Teachers need to stop using the N-word

New Trier has a racial slur problem. In 2018, a student was caught after writing a racial slur, the “N-word”, on a bathroom stall. There were several copycat incidents afterwards.

This week, advisors are discussing the N-word and the use of it at school. The school hopes that these conversations will inform students about why it is bad to use slurs and will produce a safer environment among students.

Yet in an environment in which the use of the N-word is treated with proper hostility, the issue of teachers reading the word out-loud to students hasn’t been fully addressed. The sophomore English curriculum includes books such as “The Other Wes Moore” by Wes Moore and “The Intuitionist” by Colson Whitehead, both books which contain the slur. There have been several instances accounted by students of white English teachers at New Trier reading this slur to their students.
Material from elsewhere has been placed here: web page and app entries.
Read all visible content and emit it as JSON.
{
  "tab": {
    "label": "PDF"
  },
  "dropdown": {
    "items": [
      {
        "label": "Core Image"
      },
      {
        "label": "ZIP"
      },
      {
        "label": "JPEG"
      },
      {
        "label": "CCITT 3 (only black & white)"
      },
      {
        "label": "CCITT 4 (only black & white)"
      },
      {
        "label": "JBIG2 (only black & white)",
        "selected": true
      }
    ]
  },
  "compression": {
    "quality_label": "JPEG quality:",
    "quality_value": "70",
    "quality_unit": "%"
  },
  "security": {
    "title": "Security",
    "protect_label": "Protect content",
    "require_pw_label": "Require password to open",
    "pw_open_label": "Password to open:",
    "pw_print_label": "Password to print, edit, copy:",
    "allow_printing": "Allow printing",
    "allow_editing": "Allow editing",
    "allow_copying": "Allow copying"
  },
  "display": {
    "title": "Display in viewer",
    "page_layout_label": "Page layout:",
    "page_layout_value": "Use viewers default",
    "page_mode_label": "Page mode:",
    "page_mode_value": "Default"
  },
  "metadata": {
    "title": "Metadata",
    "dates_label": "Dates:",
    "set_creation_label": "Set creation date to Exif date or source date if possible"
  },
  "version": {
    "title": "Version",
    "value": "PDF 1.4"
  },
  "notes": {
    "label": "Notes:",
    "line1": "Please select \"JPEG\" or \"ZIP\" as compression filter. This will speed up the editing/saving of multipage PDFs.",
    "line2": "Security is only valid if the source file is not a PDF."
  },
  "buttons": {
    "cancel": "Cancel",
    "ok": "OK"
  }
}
This is an injustice to the black students who attend New Trier and could be sitting in those rooms. The word is not from the teacher’s craft, but the act of reading it out loud realizes strong imagery of violence which could severely damage student’s safety in the classroom.

Though the English department has recently asked teachers not to read the word out loud, they have not gone far enough. Non-black teachers must be banned from reading it.

Gabby Manna, a white student at Smith College, describes the issue eloquently. In her essay, “To the Lecturer Who Read the N-Word Aloud in Class,” she exclaims, “You forced these students, without warning, to hear a word stirring up memories of slavery, violence, murder, rape – the history of violent racism that continues today for black people in this country… speaking it out loud is performance. It is the intentional act of making that word heard – of stirring up a violent past and present that is not only directly harmful to your students but could be putting their lives in immediate danger. When the word is on the page, it has no owner – you wanted to own that word.”

There is very little educational value in reading the word out loud. I am not suggesting the abolition of teaching all works of literature which contain it but teachers do not lose anything from simply skipping over it or replacing it with N-word.

But there is much that is suggested by a teacher in class reading it out loud. It suggests that it’s okay to say the word if it’s not their own words. By this logic, that means it’s okay for non-Black individuals to use it when singing songs which contain the word, or when reading out loud a Twitter post to their friends.

Those practices are not acceptable. When a non-black person uses the word today, it is ridden in a context of hatred and violence. The fact that some black people use it doesn’t mean white people can.

The teachers who have used this word in school likely do not have malicious intent. By teaching books that contain historical situations using the word, they invoke important conversations about race writ large.

But they still have a commitment to their rainbow-colored safe space posters on the wall, and by using the word, they can make the classroom an unwelcome area for students of color.

In a school where 83% of students and 90% of teachers are white, teachers must foster discussions of the N-word and other slurs. In order to best realize an educational environment that is safe for all, non-black teachers must set a good example for their students and not speak the word.

This article incorrectly described Gabby Manna as a black student at a Connecticut college. She is a white student who attended Smith College in Massachusetts